  • Run everything through Brooklyn. After Clinton’s campaign was informed that urban turnout was way down in Michigan, the campaign still refused to do anything, saying their projections still had Clinton winning the state.

First, a necessary caveat: No one factor explains Clinton’s Electoral College loss. All of the evidence suggests that a number of factors—Russian hacks, James Comey, racism, sexism, historic unpopularity, historic ineptitude—contributed to her narrow losses in several key states. But the Clinton campaign’s failures in Michigan will be studied by political scientists for decades.

Clinton’s failures also should serve as a lesson for the Democratic Party going forward. The party’s on-the-ground infrastructure across the country is in abysmal shape, which is one of the biggest reasons Democrats have less power than they’ve had in nearly a century. The “one size fits all” model of campaigning championed by the Clinton team lost the presidency, yes, but it’s been a total disaster for Democrats at the local, state, and congressional level.

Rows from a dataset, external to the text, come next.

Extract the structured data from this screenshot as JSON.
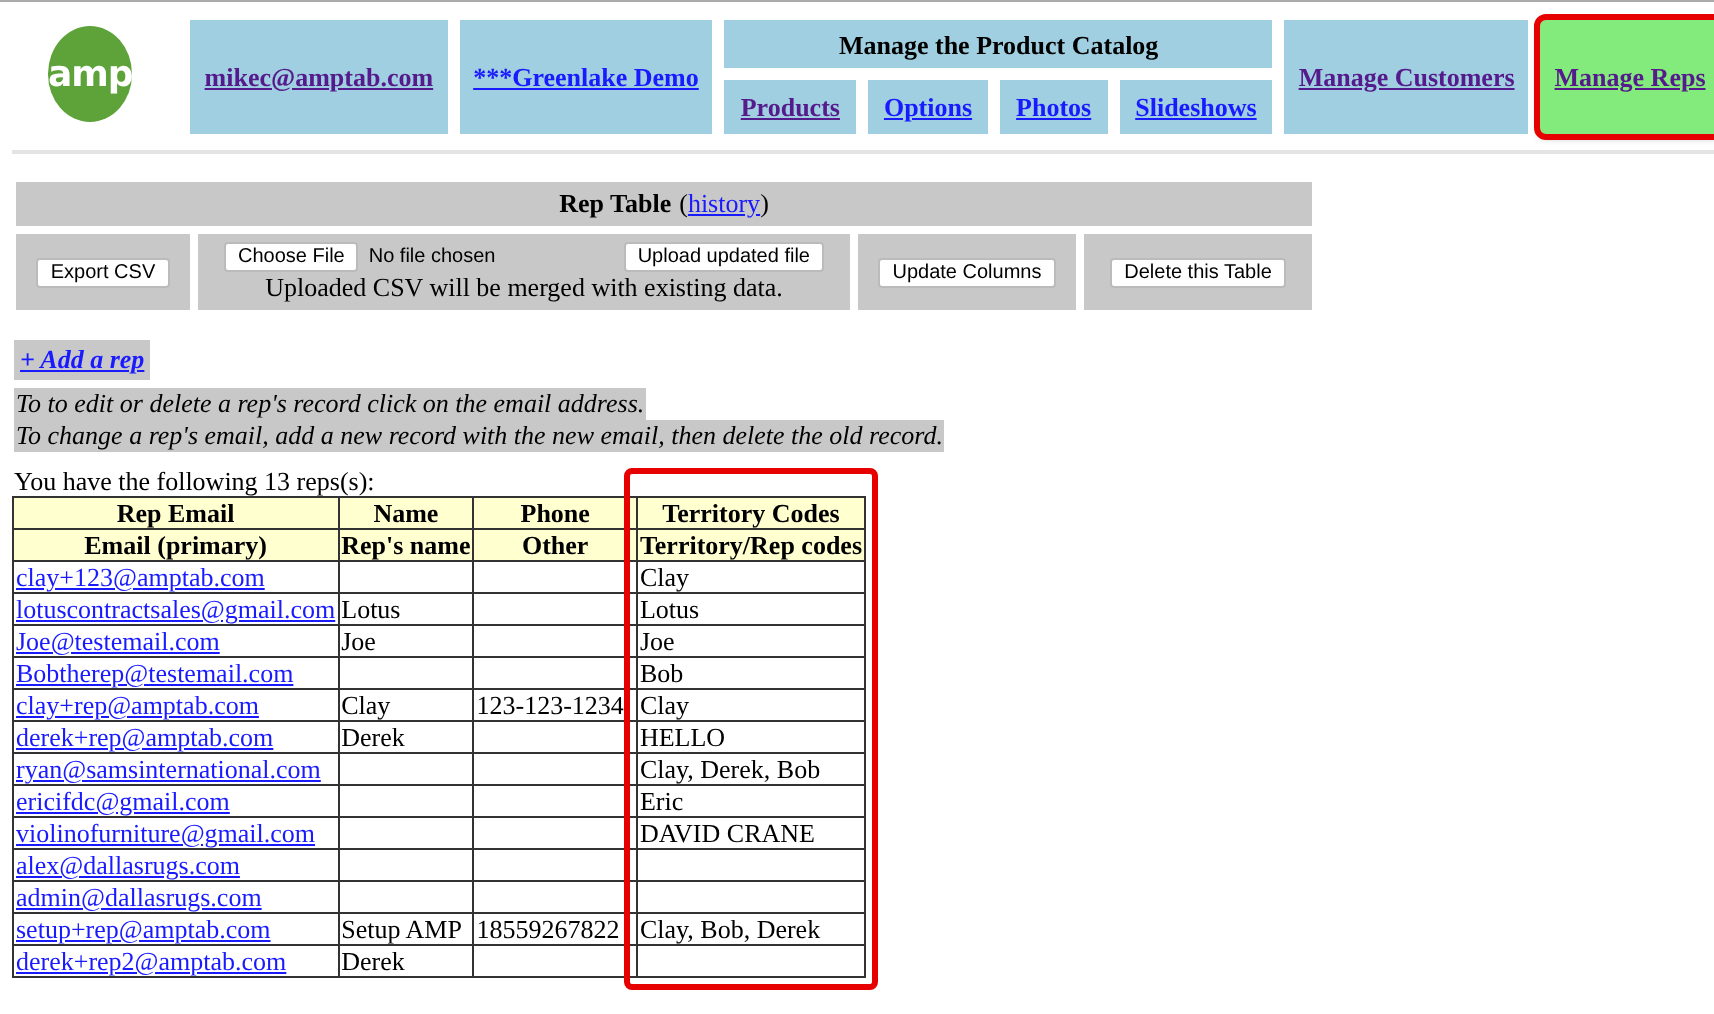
{
  "logo": {
    "text": "amp"
  },
  "nav": [
    {
      "kind": "link",
      "label": "mikec@amptab.com",
      "visited": true,
      "selected": false
    },
    {
      "kind": "link",
      "label": "***Greenlake Demo",
      "visited": false,
      "selected": false
    },
    {
      "kind": "group",
      "label": "Manage the Product Catalog",
      "children": [
        {
          "label": "Products",
          "visited": true
        },
        {
          "label": "Options",
          "visited": false
        },
        {
          "label": "Photos",
          "visited": false
        },
        {
          "label": "Slideshows",
          "visited": false
        }
      ]
    },
    {
      "kind": "link",
      "label": "Manage Customers",
      "visited": true,
      "selected": false
    },
    {
      "kind": "link",
      "label": "Manage Reps",
      "visited": true,
      "selected": true,
      "highlighted": true
    }
  ],
  "rep_table_panel": {
    "title": "Rep Table",
    "history_open": "(",
    "history_link": "history",
    "history_close": ")",
    "export_button": "Export CSV",
    "choose_file_button": "Choose File",
    "file_status": "No file chosen",
    "upload_button": "Upload updated file",
    "upload_note": "Uploaded CSV will be merged with existing data.",
    "update_columns_button": "Update Columns",
    "delete_button": "Delete this Table"
  },
  "add_link": "+ Add a rep",
  "instructions": [
    "To to edit or delete a rep's record click on the email address.",
    "To change a rep's email, add a new record with the new email, then delete the old record."
  ],
  "count_text": "You have the following 13 reps(s):",
  "table": {
    "columns": [
      {
        "label": "Rep Email",
        "sublabel": "Email (primary)"
      },
      {
        "label": "Name",
        "sublabel": "Rep's name"
      },
      {
        "label": "Phone",
        "sublabel": "Other"
      },
      {
        "label": "Territory Codes",
        "sublabel": "Territory/Rep codes",
        "highlighted": true
      }
    ],
    "rows": [
      {
        "email": "clay+123@amptab.com",
        "name": "",
        "phone": "",
        "territory": "Clay"
      },
      {
        "email": "lotuscontractsales@gmail.com",
        "name": "Lotus",
        "phone": "",
        "territory": "Lotus"
      },
      {
        "email": "Joe@testemail.com",
        "name": "Joe",
        "phone": "",
        "territory": "Joe"
      },
      {
        "email": "Bobtherep@testemail.com",
        "name": "",
        "phone": "",
        "territory": "Bob"
      },
      {
        "email": "clay+rep@amptab.com",
        "name": "Clay",
        "phone": "123-123-1234",
        "territory": "Clay"
      },
      {
        "email": "derek+rep@amptab.com",
        "name": "Derek",
        "phone": "",
        "territory": "HELLO"
      },
      {
        "email": "ryan@samsinternational.com",
        "name": "",
        "phone": "",
        "territory": "Clay, Derek, Bob"
      },
      {
        "email": "ericifdc@gmail.com",
        "name": "",
        "phone": "",
        "territory": "Eric"
      },
      {
        "email": "violinofurniture@gmail.com",
        "name": "",
        "phone": "",
        "territory": "DAVID CRANE"
      },
      {
        "email": "alex@dallasrugs.com",
        "name": "",
        "phone": "",
        "territory": ""
      },
      {
        "email": "admin@dallasrugs.com",
        "name": "",
        "phone": "",
        "territory": ""
      },
      {
        "email": "setup+rep@amptab.com",
        "name": "Setup AMP",
        "phone": "18559267822",
        "territory": "Clay, Bob, Derek"
      },
      {
        "email": "derek+rep2@amptab.com",
        "name": "Derek",
        "phone": "",
        "territory": ""
      }
    ]
  }
}
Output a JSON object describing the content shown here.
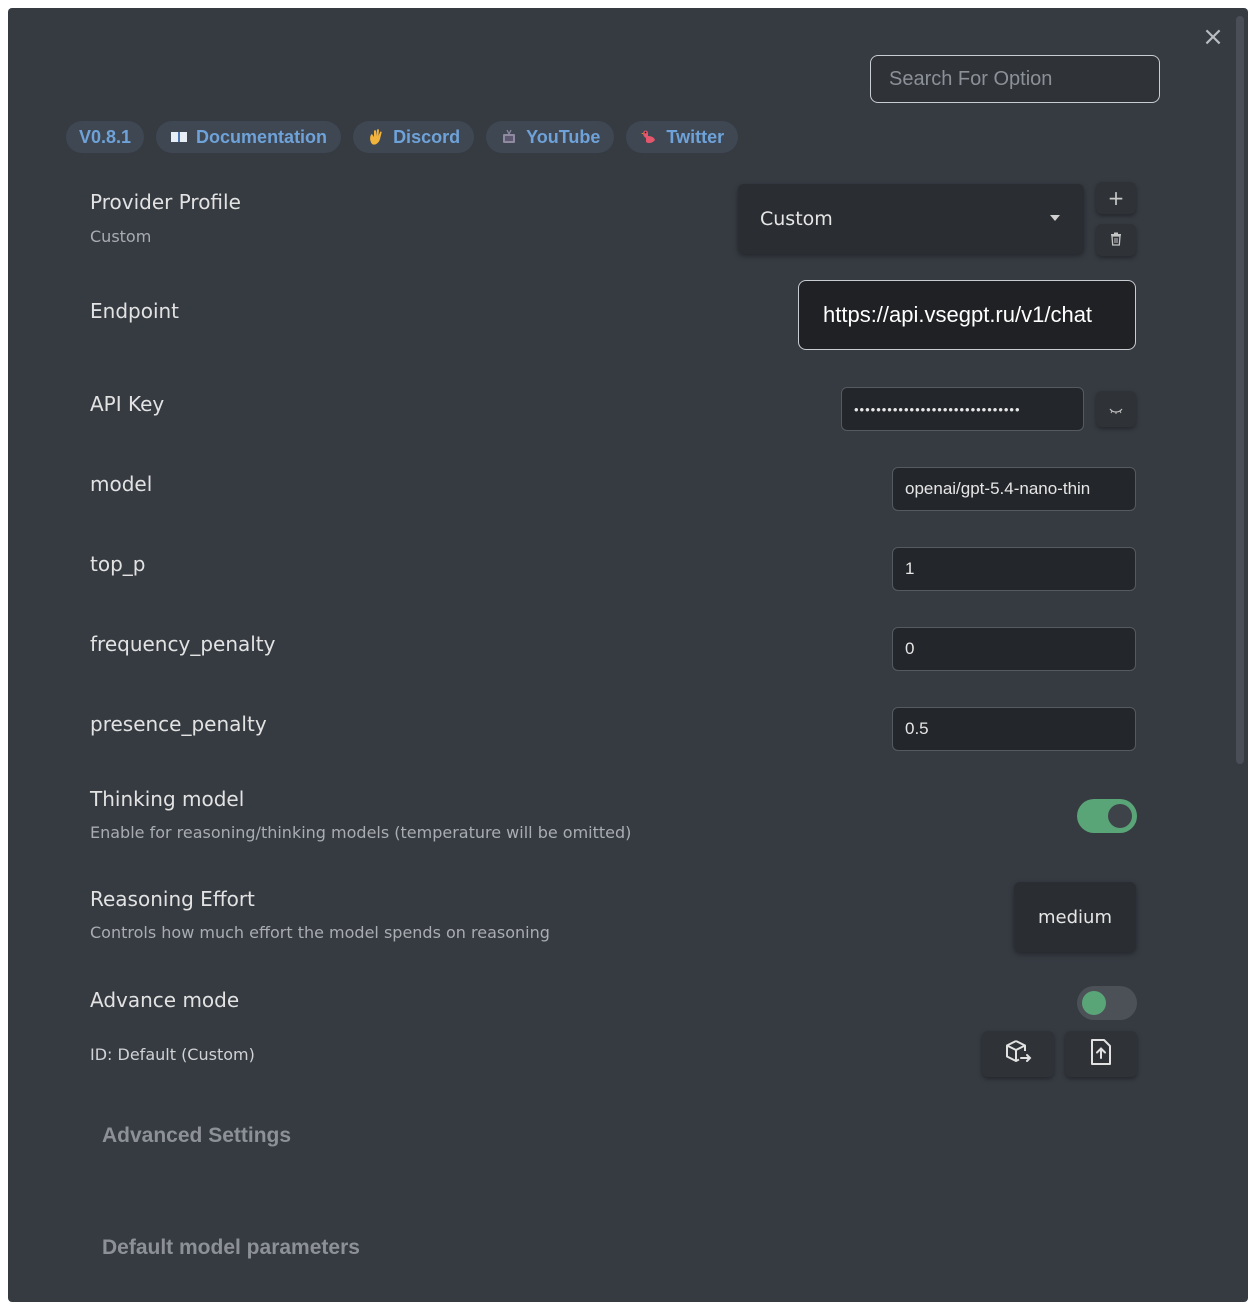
{
  "search": {
    "placeholder": "Search For Option"
  },
  "links": {
    "version": "V0.8.1",
    "documentation": "Documentation",
    "discord": "Discord",
    "youtube": "YouTube",
    "twitter": "Twitter"
  },
  "provider_profile": {
    "label": "Provider Profile",
    "description": "Custom",
    "selected": "Custom",
    "add_label": "+"
  },
  "endpoint": {
    "label": "Endpoint",
    "value": "https://api.vsegpt.ru/v1/chat"
  },
  "api_key": {
    "label": "API Key",
    "value": "••••••••••••••••••••••••••••••"
  },
  "model": {
    "label": "model",
    "value": "openai/gpt-5.4-nano-thin"
  },
  "top_p": {
    "label": "top_p",
    "value": "1"
  },
  "frequency_penalty": {
    "label": "frequency_penalty",
    "value": "0"
  },
  "presence_penalty": {
    "label": "presence_penalty",
    "value": "0.5"
  },
  "thinking_model": {
    "label": "Thinking model",
    "description": "Enable for reasoning/thinking models (temperature will be omitted)",
    "enabled": true
  },
  "reasoning_effort": {
    "label": "Reasoning Effort",
    "description": "Controls how much effort the model spends on reasoning",
    "value": "medium"
  },
  "advance_mode": {
    "label": "Advance mode",
    "enabled": false
  },
  "profile_id": {
    "text": "ID: Default (Custom)"
  },
  "sections": {
    "advanced_settings": "Advanced Settings",
    "default_model_parameters": "Default model parameters"
  },
  "colors": {
    "panel_bg": "#363b42",
    "badge_bg": "#3f4753",
    "badge_text": "#6ea2d8",
    "toggle_on": "#5aa578",
    "input_bg": "#23262a"
  }
}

After Barack Obama’s two wins, Democrats thought that big data was the key to the future, but Clinton’s loss emphasizes that winning campaigns now is not so different than it was 50 years ago: You have to show up.